By now, it’s pretty much accepted that backpage.com has become the Internet’s defacto marketplace for sex trafficking of both adults and children. Law enforcement officials know it. Prostitutes and pimps know it. And, certainly, the johns who fund this underground world, know it.
But despite all the pressure for backpage.com to pull these ads from its site – from police and politicians to activist groups and even those in the business, like me - no one at backpage seems to be fazed. I guess an estimated $22 million in annual profit for Village Voice is enough to ease a conscience and buy a good night’s sleep.
Still, I continue to believe that it’s a fight worth fighting and I’m encouraged that backpage.com is being kept under the spotlight for its practices. But I think what bothers me most is that the company tries to portray itself in a positive light, as a company that’s troubled by the acts of human trafficking that are being advertised on it site and is working hard to eradicate it.
Give me a break.
In a recent segment on ABC News Nightline, backpage.com attorney Liz McDougall actually had the nerve to suggest, when pressed to comment about the amount of money backpage.com profits from these ads, that “…this is not about money. This is about providing a tool to save children online.”
I’m appalled at the suggestion that backpage.com – which is regularly used by law enforcement officials as a way of both learning more about the underground world of sex trafficking and targeting traffickers in sting operations – would ever be considered a tool for saving children.
In the same Nightline interview, McDougall suggests that “if shutting down the adult category on one website was the answer to stop child exploitation, I would be all over that and I would be out front saying that’s the answer. That is not the answer.”
My response to that is that no one is suggesting that shutting down the sex ads on backpage will bring an end to child exploitation or human rights violations. But what backpage.com is choosing not to acknowledge is the role that it plays in allowing this underground world to grow and prosper. McDougall says the site invests manpower in identifying questionable ads and refers those ads to law enforcement officials – but if it didn’t allow the ads to begin with, it wouldn’t have to monitor them. And the idea that a room full of employees manually scouring the ads, instead of a high-tech solution to identify them, is making any sort of dent in the problem is laughable.
At Geebo, we don’t employ dozens of people to scour the site for possible acts of human trafficking or child prostitution.
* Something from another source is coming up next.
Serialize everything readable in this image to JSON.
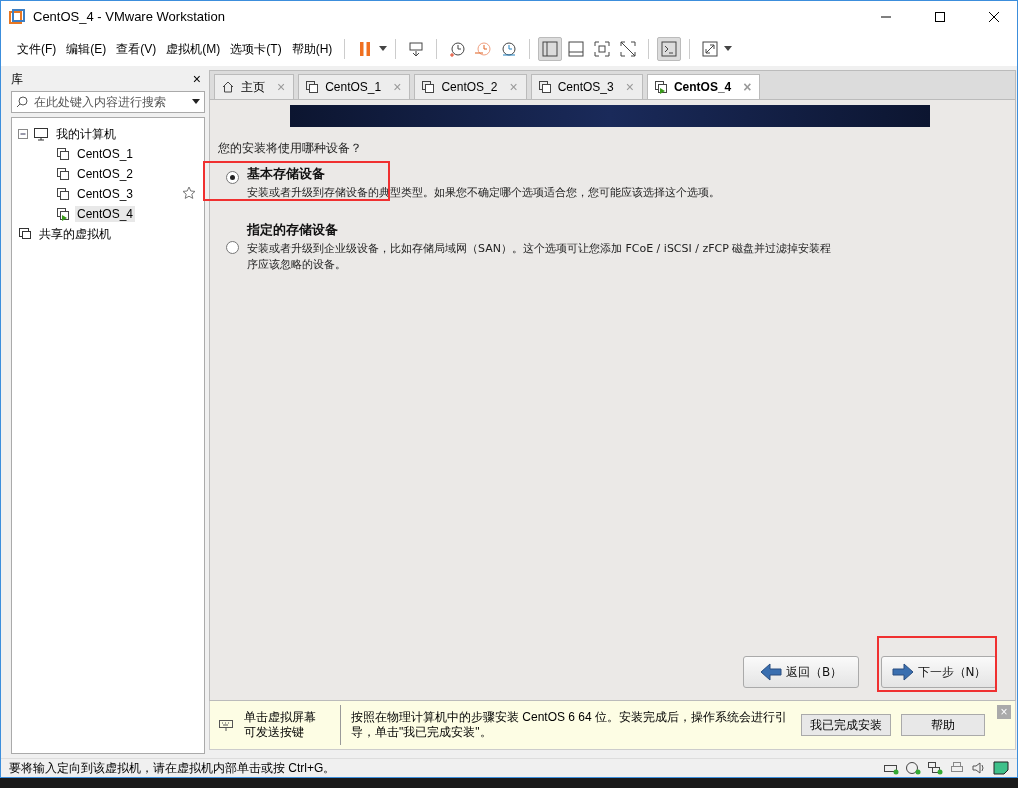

I pulled all of the personals ads from Geebo nearly two years ago – and my conscience and I sleep great at night.
●Keeping the Fight Alive against Online Sex Ads
●As Prostitution Persists, Anti-Human Trafficking Activists Look to Root Causes
●Business decisions can be driven by moral values. Will Backpage step up to prove it?